Anyone planning on purchasing a lot, or building on a lot, should have the site evaluated early in the process. Sewage system designs are based on site specific soil characteristics to protect ground and surface water resources, protect residents from exposure to sewage-borne disease, and reduce system failure in the future. The size, design, and cost of installing a sewage treatment system vary depending on depth to seasonal water table or bedrock, slope, soil texture, and permeability. Not all lots can be developed and served by an on-lot sewage treatment system. Limiting factors like flood plains, saturated soils, excessive slopes can make system design impossible or impractical.
A complete Site Evaluation Application including all supplemental documentation must be submitted prior to a site inspection. We recommend you contact the Health Department to discuss the building application process and requirements.

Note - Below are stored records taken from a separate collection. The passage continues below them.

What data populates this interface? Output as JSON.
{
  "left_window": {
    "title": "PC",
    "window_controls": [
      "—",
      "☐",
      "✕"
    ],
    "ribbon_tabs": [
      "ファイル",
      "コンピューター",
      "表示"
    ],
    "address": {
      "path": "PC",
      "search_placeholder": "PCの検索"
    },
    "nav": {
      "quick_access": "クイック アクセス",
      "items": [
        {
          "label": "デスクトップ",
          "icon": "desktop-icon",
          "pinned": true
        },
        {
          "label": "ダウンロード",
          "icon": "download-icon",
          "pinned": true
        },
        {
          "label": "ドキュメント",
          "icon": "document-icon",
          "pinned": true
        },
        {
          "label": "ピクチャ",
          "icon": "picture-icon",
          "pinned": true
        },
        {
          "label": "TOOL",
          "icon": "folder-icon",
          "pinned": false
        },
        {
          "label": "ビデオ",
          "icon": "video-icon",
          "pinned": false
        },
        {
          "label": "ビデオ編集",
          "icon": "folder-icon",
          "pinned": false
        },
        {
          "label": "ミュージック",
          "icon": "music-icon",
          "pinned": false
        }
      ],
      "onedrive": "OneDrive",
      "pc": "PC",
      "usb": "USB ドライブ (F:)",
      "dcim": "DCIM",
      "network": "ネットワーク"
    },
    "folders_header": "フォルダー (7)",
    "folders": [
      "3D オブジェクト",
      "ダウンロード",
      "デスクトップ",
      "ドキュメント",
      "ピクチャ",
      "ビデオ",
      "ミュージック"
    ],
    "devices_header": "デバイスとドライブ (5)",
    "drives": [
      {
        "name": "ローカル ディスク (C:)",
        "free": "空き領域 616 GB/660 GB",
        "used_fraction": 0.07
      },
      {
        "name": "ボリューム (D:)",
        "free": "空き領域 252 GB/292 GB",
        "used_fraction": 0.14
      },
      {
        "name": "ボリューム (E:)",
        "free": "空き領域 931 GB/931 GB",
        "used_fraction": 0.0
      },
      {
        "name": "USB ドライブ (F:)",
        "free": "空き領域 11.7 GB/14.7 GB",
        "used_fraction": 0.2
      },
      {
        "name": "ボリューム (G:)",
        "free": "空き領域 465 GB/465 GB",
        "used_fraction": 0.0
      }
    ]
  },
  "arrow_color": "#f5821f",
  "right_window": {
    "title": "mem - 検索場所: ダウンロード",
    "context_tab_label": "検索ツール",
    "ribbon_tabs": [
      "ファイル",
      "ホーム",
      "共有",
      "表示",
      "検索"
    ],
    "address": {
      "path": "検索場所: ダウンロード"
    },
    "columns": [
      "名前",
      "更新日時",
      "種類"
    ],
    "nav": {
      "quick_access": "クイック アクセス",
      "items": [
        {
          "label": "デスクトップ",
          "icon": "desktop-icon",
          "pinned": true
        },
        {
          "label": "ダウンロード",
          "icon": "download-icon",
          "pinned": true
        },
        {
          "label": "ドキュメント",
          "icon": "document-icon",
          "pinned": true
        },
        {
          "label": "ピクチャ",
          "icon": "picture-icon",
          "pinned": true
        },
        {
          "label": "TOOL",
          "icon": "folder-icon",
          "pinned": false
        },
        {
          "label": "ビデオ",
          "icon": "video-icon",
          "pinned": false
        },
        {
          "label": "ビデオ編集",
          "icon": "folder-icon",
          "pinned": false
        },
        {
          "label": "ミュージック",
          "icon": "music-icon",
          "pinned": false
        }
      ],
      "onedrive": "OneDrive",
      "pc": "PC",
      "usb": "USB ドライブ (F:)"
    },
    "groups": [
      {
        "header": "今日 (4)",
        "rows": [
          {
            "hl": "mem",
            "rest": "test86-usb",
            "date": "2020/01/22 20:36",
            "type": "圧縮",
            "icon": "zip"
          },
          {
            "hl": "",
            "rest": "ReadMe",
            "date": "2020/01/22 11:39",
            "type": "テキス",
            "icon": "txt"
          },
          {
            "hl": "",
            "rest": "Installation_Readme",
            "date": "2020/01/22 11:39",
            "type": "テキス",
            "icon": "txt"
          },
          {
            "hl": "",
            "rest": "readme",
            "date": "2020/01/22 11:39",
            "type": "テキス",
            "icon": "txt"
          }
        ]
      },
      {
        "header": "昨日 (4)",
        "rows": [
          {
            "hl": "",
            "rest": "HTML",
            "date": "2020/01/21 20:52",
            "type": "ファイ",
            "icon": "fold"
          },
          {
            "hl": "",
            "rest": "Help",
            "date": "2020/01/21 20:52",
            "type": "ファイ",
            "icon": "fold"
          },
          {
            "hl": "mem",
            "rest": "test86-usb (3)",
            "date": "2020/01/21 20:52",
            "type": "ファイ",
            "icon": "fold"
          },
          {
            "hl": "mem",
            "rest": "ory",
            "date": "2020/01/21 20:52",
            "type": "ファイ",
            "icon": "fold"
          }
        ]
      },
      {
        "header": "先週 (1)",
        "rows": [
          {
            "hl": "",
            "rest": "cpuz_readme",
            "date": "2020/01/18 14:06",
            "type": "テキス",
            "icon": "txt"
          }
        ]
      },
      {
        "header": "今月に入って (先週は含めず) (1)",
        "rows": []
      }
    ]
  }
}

A Small Flow On-Site Sewage Treatment System is a system other than a household sewage treatment system, that treats not more than 1,000 gallons of sewage per day. The system also must not require a national pollutant discharge elimination system (NPDES) permit issued under ORC section 6111.03. Examples of SFOSTS are: Vacation rental cabins, a dwelling and an ancillary building both served by an SFOSTS where the ancillary building may be open to the public and is used by more than the residents of the dwelling, two dwellings, including arrangements such as a dwelling and a detached garage with living space, and a dwelling with a home business that may be open to the public and generates sewage in excess of the daily design flow or waste strength for an HSTS, and has no wastewater other than sewage going to the SFOSTS. See the Small Flows Site Evaluation Application or contact the Health Department with more questions.
If splitting off land, and any portion is going to be less than 20 acres, the Health Department must evaluate the well and septic systems on the property prior to plat approval. To find out more about the Health Department requirements for a land split inspection, please see the Land Split Flow Chart or contact the Health Department during normal business hours.

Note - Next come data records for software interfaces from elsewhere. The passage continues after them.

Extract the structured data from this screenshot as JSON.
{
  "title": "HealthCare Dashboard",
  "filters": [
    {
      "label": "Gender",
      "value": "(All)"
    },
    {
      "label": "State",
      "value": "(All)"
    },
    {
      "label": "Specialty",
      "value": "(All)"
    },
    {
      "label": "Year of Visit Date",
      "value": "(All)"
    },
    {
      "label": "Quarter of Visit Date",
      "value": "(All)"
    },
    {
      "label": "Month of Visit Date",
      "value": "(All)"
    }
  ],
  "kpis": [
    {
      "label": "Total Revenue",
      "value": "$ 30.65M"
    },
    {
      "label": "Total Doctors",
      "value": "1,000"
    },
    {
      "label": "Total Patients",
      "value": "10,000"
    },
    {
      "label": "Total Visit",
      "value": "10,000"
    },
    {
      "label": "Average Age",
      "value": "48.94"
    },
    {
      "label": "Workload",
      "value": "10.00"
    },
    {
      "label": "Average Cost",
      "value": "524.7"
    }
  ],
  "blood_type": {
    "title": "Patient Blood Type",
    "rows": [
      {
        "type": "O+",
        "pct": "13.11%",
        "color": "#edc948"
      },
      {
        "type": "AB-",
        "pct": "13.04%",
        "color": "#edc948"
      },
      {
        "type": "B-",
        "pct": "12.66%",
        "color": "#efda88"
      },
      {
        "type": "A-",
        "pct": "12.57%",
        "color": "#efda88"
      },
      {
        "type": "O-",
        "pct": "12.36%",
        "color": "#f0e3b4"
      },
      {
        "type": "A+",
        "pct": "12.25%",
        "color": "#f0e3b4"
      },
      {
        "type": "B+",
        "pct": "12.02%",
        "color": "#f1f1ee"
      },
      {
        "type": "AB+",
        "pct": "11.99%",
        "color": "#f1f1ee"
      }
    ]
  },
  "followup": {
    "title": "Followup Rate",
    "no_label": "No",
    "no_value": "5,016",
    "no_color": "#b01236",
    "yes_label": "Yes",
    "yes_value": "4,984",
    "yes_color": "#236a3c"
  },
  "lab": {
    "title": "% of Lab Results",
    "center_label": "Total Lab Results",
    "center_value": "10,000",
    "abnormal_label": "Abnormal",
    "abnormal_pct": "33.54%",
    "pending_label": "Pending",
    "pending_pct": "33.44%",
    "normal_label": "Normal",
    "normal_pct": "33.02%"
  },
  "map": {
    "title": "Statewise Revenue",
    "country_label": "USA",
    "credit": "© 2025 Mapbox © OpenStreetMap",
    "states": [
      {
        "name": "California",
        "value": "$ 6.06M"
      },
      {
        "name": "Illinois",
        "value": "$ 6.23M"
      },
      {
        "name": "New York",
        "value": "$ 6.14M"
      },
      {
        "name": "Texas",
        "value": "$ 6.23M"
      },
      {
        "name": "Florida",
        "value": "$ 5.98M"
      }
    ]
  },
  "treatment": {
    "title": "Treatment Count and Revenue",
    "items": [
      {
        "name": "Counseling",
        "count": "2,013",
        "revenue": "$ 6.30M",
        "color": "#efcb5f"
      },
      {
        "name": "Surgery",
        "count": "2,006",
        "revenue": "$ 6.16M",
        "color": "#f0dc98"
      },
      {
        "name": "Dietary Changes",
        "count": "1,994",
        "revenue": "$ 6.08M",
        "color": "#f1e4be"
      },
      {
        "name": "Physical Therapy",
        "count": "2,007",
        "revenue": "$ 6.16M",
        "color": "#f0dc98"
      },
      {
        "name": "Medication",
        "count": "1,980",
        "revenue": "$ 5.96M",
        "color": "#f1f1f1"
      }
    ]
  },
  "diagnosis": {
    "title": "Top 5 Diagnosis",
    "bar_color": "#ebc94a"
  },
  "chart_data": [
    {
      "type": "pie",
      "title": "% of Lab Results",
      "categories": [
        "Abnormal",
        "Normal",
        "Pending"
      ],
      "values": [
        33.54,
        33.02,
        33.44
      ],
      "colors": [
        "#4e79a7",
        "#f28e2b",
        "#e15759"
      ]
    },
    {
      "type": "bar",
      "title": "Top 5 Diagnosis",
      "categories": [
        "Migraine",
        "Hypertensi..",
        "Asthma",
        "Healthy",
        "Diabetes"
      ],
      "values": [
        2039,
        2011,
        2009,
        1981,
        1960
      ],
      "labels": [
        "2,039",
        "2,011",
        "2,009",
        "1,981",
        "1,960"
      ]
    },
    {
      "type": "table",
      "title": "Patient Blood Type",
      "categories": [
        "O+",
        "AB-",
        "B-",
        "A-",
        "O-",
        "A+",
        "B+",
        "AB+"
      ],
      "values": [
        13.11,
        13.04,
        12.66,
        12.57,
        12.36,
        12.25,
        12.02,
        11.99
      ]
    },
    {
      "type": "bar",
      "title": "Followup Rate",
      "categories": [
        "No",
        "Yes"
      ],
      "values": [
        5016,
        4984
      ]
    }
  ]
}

Questions regarding Planning Commission may be directed to Curtis Yount at 937-547-7381.
If requested, the Darke County Health Department will inspect the septic system and well of a property. It is not a requirement by the Health Department to have the system inspected; however, many lending institutions require such an inspection. If you are completing an inspection through the Health Department, then you must fulfill all requirements of the Health Department.
To find out more about the requirements of a home sale/refinance inspection, please see the Home Sale & Refinance Application or contact the Health Department during normal business hours.

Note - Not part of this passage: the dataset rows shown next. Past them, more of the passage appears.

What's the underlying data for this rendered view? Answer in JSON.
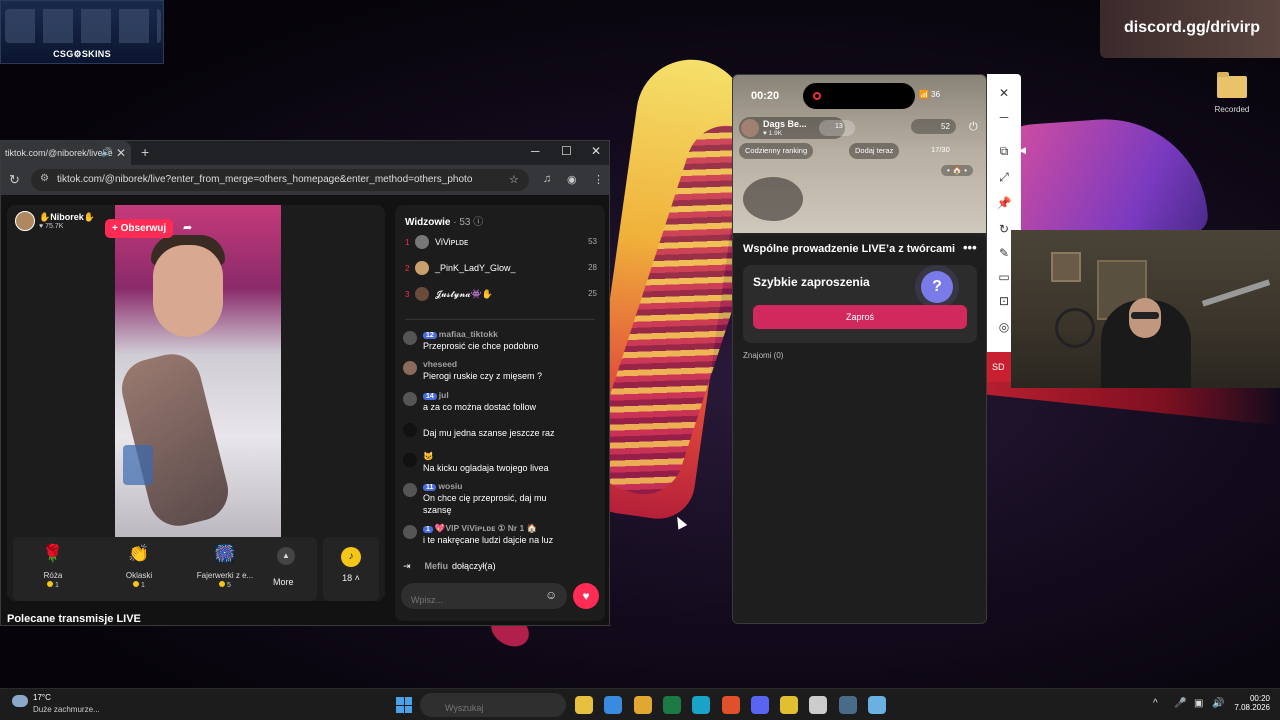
{
  "overlays": {
    "csgo_banner": "CSG⚙SKINS",
    "discord_banner": "discord.gg/drivirp",
    "desktop_folder": "Recorded"
  },
  "browser": {
    "tab_title": "tiktok.com/@niborek/live?e",
    "url": "tiktok.com/@niborek/live?enter_from_merge=others_homepage&enter_method=others_photo"
  },
  "stream": {
    "streamer_name": "✋Niborek✋",
    "likes": "♥ 75.7K",
    "follow_label": "+ Obserwuj",
    "gifts": [
      {
        "name": "Róża",
        "price": "1",
        "icon": "🌹"
      },
      {
        "name": "Oklaski",
        "price": "1",
        "icon": "👏"
      },
      {
        "name": "Fajerwerki z e...",
        "price": "5",
        "icon": "🎆"
      }
    ],
    "more_label": "More",
    "coins": "18 ˄",
    "recommended_label": "Polecane transmisje LIVE"
  },
  "chat": {
    "viewers_title": "Widzowie",
    "viewers_count": "· 53 ⓘ",
    "top_viewers": [
      {
        "rank": "1",
        "name": "ViViᴘʟᴅᴇ",
        "score": "53"
      },
      {
        "rank": "2",
        "name": "_PinK_LadY_Glow_",
        "score": "28"
      },
      {
        "rank": "3",
        "name": "𝓙𝓾𝓼𝓽𝔂𝓷𝓪👾✋",
        "score": "25"
      }
    ],
    "messages": [
      {
        "badge": "12",
        "user": "mafiaa_tiktokk",
        "text": "Przeprosić cie chce podobno"
      },
      {
        "badge": "",
        "user": "vheseed",
        "text": "Pierogi ruskie czy z mięsem ?"
      },
      {
        "badge": "14",
        "user": "jul",
        "text": "a za co można dostać follow"
      },
      {
        "badge": "",
        "user": "",
        "text": "Daj mu jedna szanse jeszcze raz"
      },
      {
        "badge": "",
        "user": "🐱",
        "text": "Na kicku ogladaja twojego livea"
      },
      {
        "badge": "11",
        "user": "wosiu",
        "text": "On chce cię przeprosić, daj mu szansę"
      },
      {
        "badge": "1",
        "user": "💖VIP ViViᴘʟᴅᴇ ① Nr 1 🏠",
        "text": "i te nakręcane ludzi dajcie na luz"
      }
    ],
    "joined_user": "Mefiu",
    "joined_text": "dołączył(a)",
    "input_placeholder": "Wpisz..."
  },
  "phone": {
    "time": "00:20",
    "status": "📶 36",
    "host_name": "Dags Be...",
    "host_likes": "♥ 1.9K",
    "host_badge": "13",
    "viewers": "52",
    "pill_ranking": "Codzienny ranking",
    "pill_add": "Dodaj teraz",
    "count": "17/30",
    "dots": "• 🏠 •",
    "cohost_title": "Wspólne prowadzenie LIVE’a z twórcami",
    "quick_invites": "Szybkie zaproszenia",
    "invite_button": "Zaproś",
    "friends": "Znajomi (0)"
  },
  "side": {
    "sd_label": "SD"
  },
  "taskbar": {
    "temp": "17°C",
    "weather": "Duże zachmurze...",
    "search_placeholder": "Wyszukaj",
    "time": "00:20",
    "date": "7.08.2026",
    "apps": [
      {
        "name": "file-explorer",
        "color": "#e8c040"
      },
      {
        "name": "store",
        "color": "#3a8ae0"
      },
      {
        "name": "folder",
        "color": "#e0a830"
      },
      {
        "name": "excel",
        "color": "#1e7a45"
      },
      {
        "name": "edge",
        "color": "#1aa3c8"
      },
      {
        "name": "brave",
        "color": "#e0502a"
      },
      {
        "name": "discord",
        "color": "#5865f2"
      },
      {
        "name": "chrome",
        "color": "#e0c030"
      },
      {
        "name": "opera",
        "color": "#ccc"
      },
      {
        "name": "steam",
        "color": "#4a6a8a"
      },
      {
        "name": "app",
        "color": "#6ab0e0"
      }
    ]
  }
}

If you are adding onto or remodeling your home you may be required to complete a septic inspection prior to obtaining your building permit. If the addition involves a bedroom, bathroom or anything that requires a plumbing permit, you are required to have the septic system evaluated.
To find out more about the requirements of the room addition/remodel inspection, please see the Home Remodel Application or contact the Health Department during normal business hours.
Existing Homes with existing systems: If you are adding on or placing a new home on your existing lot, you may need to have your septic system evaluated to determine if it is an adequate size and working properly. If you are experiencing trouble with an existing system, it may be necessary to evaluate the system to determine what corrective action may be needed. The Health Department has sewage records for existing systems since 1953 and are able to provide a copy to the homeowner. You may fill out the Sewage Repair Replacement Application to have your system evaluated.
More Information on Sewage Treatment Systems: